“Is Music the Key to Success?” (Oct. 12, 2013) by Joanne Lipman from the New York Times Sunday Review.
Ms. Lipman says, “The connection isn’t a coincidence. I put the question to top-flight professionals in industries from tech to finance to media, all of whom had serious (if often little-known) past lives as musicians. Almost all made a connection between their music training and their professional achievements. The phenomenon extends beyond the math-music association. Strikingly, many high achievers told me music opened up the pathways to creative thinking. And their experiences suggest that music training sharpens other qualities: Collaboration. The ability to listen. A way of thinking that weaves together disparate ideas. The power to focus on the present and the future simultaneously.”
She spoke to Bruce Kovner, pianist, hedge fund billionaire who said, “ He sees similarities between his piano playing and investing strategy. Both relate to pattern recognition, and some people extend these paradigms across different senses.”
Paul Allen, co-founder of Microsoft, studied the violin beginning at age 7 and as a teenager studied the guitar. He says music “reinforces your confidence in the ability to create.” After many long days of programming, “he would pick up his guitar”. To Mr. Allen “the music was the emotional analog to his day job, with each channeling a different type of creative impulse.” He says, “In both something is pushing you to look beyond what currently exists and express yourself in a new way.”
Ms. Lipman also spoke to James D. Wofensohn, former World Bank president and cellist, Alan Greenspan, former chairman of the federal Reserve who played clarinet and saxophone professionally, Woody Allen, clarinetist, Paula Zahn, television broadcaster and cellist, Steve Hayden, advertising executive and cellist, and several others.
To read more click on the following link:
Dr. Madeline Frank’s book “Leadership on a Shoestring Budget” is now available through amazon.com. Click on the following Amazon.com link to order your copy of “Leadership On A Shoestring Budget” http://goo.gl/lrJTx
For more scientific evidence, medical evidence, test results, and true stories of the world’s scientists, medical doctors, and mathematicians who have studied and played musical instruments since they were children read “The Secret of Teaching Science & Math Through Music” by Madeline Frank, Ph.D. Click on the link:
Madeline’s Midnight Melodies- Music From around the World” . This CD complements her books with a blend of dance music, gigues, tangos, ballet and favorites including “Danny Boy”, Puccini’s “O Mio Babbino Caro”, Debussy’s “Claire De Lune” and others. “Madeline’s Midnight Melodies” is music to relax by and to move by for music therapy. For your cd of ”Madeline’s Midnight Melodies” click below:

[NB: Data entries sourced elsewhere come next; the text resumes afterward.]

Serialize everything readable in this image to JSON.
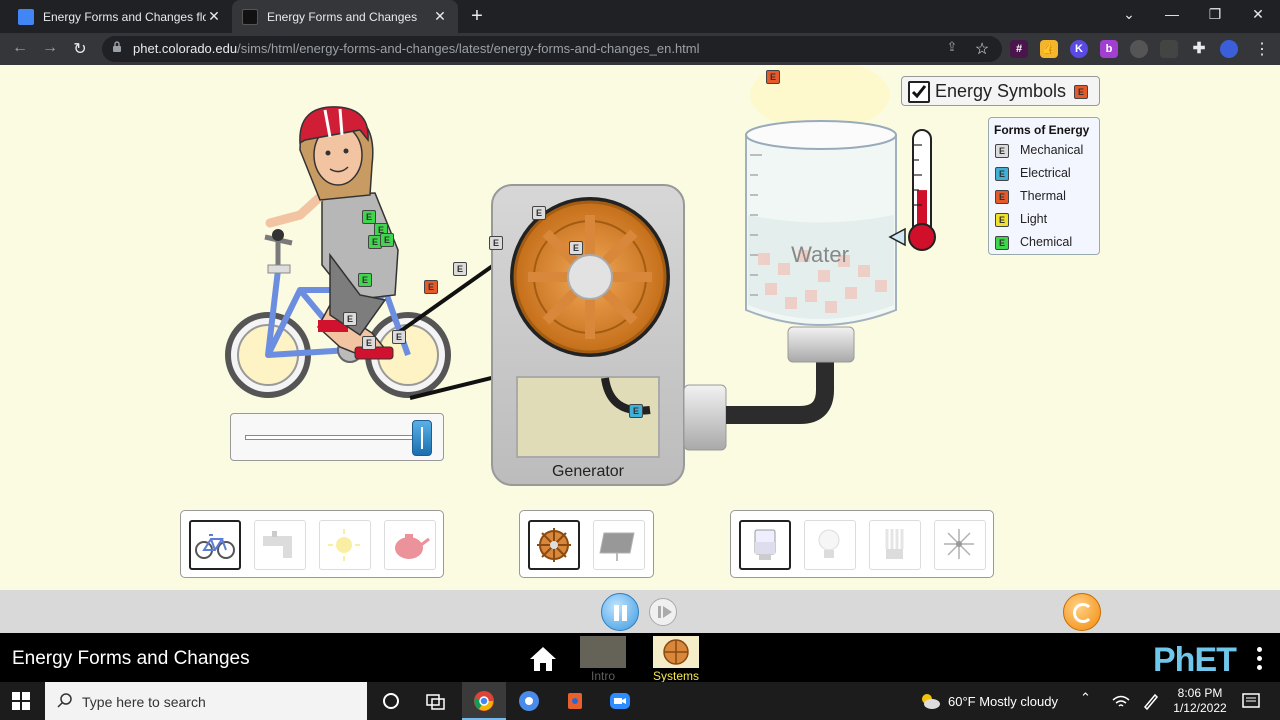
{
  "browser": {
    "tabs": [
      {
        "title": "Energy Forms and Changes flow",
        "active": false
      },
      {
        "title": "Energy Forms and Changes",
        "active": true
      }
    ],
    "url_host": "phet.colorado.edu",
    "url_path": "/sims/html/energy-forms-and-changes/latest/energy-forms-and-changes_en.html"
  },
  "sim": {
    "energy_symbols_label": "Energy Symbols",
    "energy_symbols_checked": true,
    "chip_letter": "E",
    "legend": {
      "title": "Forms of Energy",
      "items": [
        {
          "label": "Mechanical",
          "color": "#dcdcdc"
        },
        {
          "label": "Electrical",
          "color": "#3fb1d6"
        },
        {
          "label": "Thermal",
          "color": "#e55a2b"
        },
        {
          "label": "Light",
          "color": "#efe22f"
        },
        {
          "label": "Chemical",
          "color": "#3fd54c"
        }
      ]
    },
    "generator_label": "Generator",
    "water_label": "Water",
    "cyclist_slider_value": 0.95,
    "thermometer_level": 0.42,
    "sources": [
      "bicycle-icon",
      "faucet-icon",
      "sun-icon",
      "teapot-icon"
    ],
    "converters": [
      "generator-wheel-icon",
      "solar-panel-icon"
    ],
    "users": [
      "beaker-icon",
      "incandescent-bulb-icon",
      "fluorescent-bulb-icon",
      "fan-icon"
    ],
    "selected_source": 0,
    "selected_converter": 0,
    "selected_user": 0
  },
  "nav": {
    "sim_title": "Energy Forms and Changes",
    "screens": [
      {
        "label": "Intro",
        "active": false
      },
      {
        "label": "Systems",
        "active": true
      }
    ],
    "logo": "PhET"
  },
  "taskbar": {
    "search_placeholder": "Type here to search",
    "weather": "60°F  Mostly cloudy",
    "time": "8:06 PM",
    "date": "1/12/2022"
  }
}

“Musical Notes On Math” by Dr. Madeline Frank teaches your child fractions and decimals, the fun way, through the rhythm of music, Winner of the Parent To Parent Adding Wisdom Award. For more information click on the following link:
Wishing you and your family a very happy Christmas and a happy, healthy, and prosperous New Year from your Non-Invasive Medicine Music Expert, Madeline
Madeline Frank, Ph.D. an Amazon. Com Best Selling author for “The Secret of Teaching Science & Math Through Music” and “Musical Notes On Math“(teaching fractions and decimals to children K-5) winner of the Parent-to-Parent Adding Wisdom Award. www.madelinefrankviola.com
For over 25 years, Dr. Madeline Frank has helped children and adults overcome problems through music. Dr. Frank, a strings teacher, college professor, researcher, speaker and concert artist has found a scientific link between studying and/or listening to musical instruments and academic and societal success. Madeline Frank earned her Bachelor and Master’s degree from the Juilliard School of Music. Her education has included scholarships at the Juilliard School, Indiana University, and the University of Cincinnati and she has a violin performance diploma from the North Carolina School of the Arts. (C) 2013 Madeline Frank